20 January 2013

Sandy Hook, part two, 20 seconds

I figure the adults at the Sandy Hook Elementary School had twenty seconds to respond to the armed intruder on December 14th, if they were going to save any of the children in their care.  That's all the time it would have taken Mr. Adam Lanza to step through the shattered front door and walk to the nearest classroom and start firing and killing first-graders. 

It took him a little longer than that because Principal Hochsprung and Mary Sherlach got in his way...but not for long.  He just shot them dead and continued on.  

The third adult to have a chance at stopping the murderer, before he gets to the children,  is Lauren Rousseau, 30, a substitute teacher in the first classroom.  She, like Dawn and Mary, has nothing but her bare hands to defend herself and her students.  It has now probably been less than a minute since the first shots are fired and the gunman begins shooting children.

I bring this up because this kind of mass shooting is going to happen again.  It will happen nomatter how many guns are restricted or confiscated.  It will happen nomatter how many extra health professionals are hired and nomatter how many angry looneys are locked up or drugged into a vegetative stupor.   It will probably happen much the same way, with very little time to respond before innocent children are killed.   And even if the police get there in record time, too many will die.

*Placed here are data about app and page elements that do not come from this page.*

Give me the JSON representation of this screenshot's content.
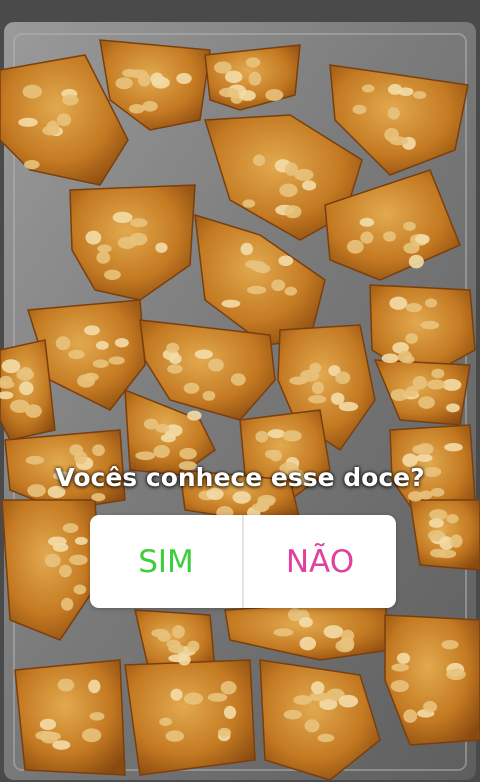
{
  "story": {
    "image": "peanut-brittle-on-tray",
    "poll": {
      "question": "Vocês conhece esse doce?",
      "options": [
        {
          "label": "SIM",
          "color": "#3ccf3a"
        },
        {
          "label": "NÃO",
          "color": "#e0419c"
        }
      ]
    }
  }
}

I suggest to you, that if we want to stop the next mass shooting, each adult in the school needs to carry a loaded weapon and have it on her person at all times.  There isn't going to be time to go to a locker in the central office, or even open a gun safe in each classroom.   The teacher may not be in her classroom when the moment comes.  She may be in the parking lot, or playground or gymnasium or cafeteria or hall. 

I suggest to you that this whole "lockdown" procedure is more likely to cost lives than save them.   Teachers are told, in the case of a gunman inside the school, to get students from the hall into the nearest classroom, lock the classroom door (if it can be locked) turn off the lights and air conditioning, close and lock the windows, pull the window blinds, and then have the students sit quietly on the floor with their backs against the same wall as the door, far from the door as possible.  The teacher is told to grab the roll book and not to cover the window in the door.  This is so the intruder will look in the door window and see a dark empty classroom and pass it by.  

Ask any marksman, or anyone with common sense, and he will tell you it is more difficult to hit a moving target than a stationary one.  It is harder to hit a target moving across your field of view than one traveling directly away or directly toward you.  It is also harder to hit a target that is far away, rather than close to you.  And if you are trying to hit more than one target, it hinders you if they are scattered all over rather than in a tight group.

Now take another look at the lockdown teacher and students.  They are in a motionless tight group twenty feet from the door.  They are sitting ducks should the intruder decide to investigate the quiet room.

The first classroom at Sandy Hook didn't have much time to take evasive action, but the second and third classrooms did and Ms. Soto had time to hide some of her students.  She heard the shots and screams coming from the first classroom and hid them in closets and cupboards, which is better than sitting them against a wall in the open.  What if instead of hunkering down, the students had been drilled on climbing out a window and running for it?  Running for the fire station?  Running for the nearby woods and hiding there?

I get the distinct impression that all these lockdown procedures are big on control.  School administrators don't want kids running willy-nilly all over the place.  Suppose one got lost, or wandered away to a road and got run over by a car?  The school would be in big trouble.  No, the adults are there to maintain order.  That order might work well in the case of a fire evacuation, but single file doesn't work well if you have to be an elusive target and dodge bullets.  We've all seen the results of a few school shootings, and the one place that doesn't offer a safe haven is the classroom.

I told my son in high school to never stop thinking for himself, even during a lockdown; especially during a lockdown.  I told him--with Colombine and Virginia Tech in mind--if he were ever in a situation where a shooter was coming his way, to not hide under his desk, but throw it through a window and get the hell out of the trap, even if he had to jump from a second story window and crawl away with a broken leg.

So to review:  Schools need an immediate response and armed teachers might just be the best bet.  And schools definitely should re-think the whole uber lockstep lockdown thing,


  1. I remember hearing from you a long time ago that children in Israeli schools are not kidnapped and threatened because the teachers are armed. I, as a parent, would feel my child is safer in a school where there are at least a few staff members that are carrying concealed weapons and have training specific to deal with a shooter scenario. I read an article written by a police officer who said that our schools need to be prepared for shootings the way that they are prepared for fires. It is not overboard to have school equipped with the best tools and training if we are really serious about preventing loss of young lives from shootings.

    1. these shootings happen very quickly. The response to stop them has to be measured in seconds, not minutes. Armed guards or armed teachers or librarians...Janitors, somebody has to be on site. HN.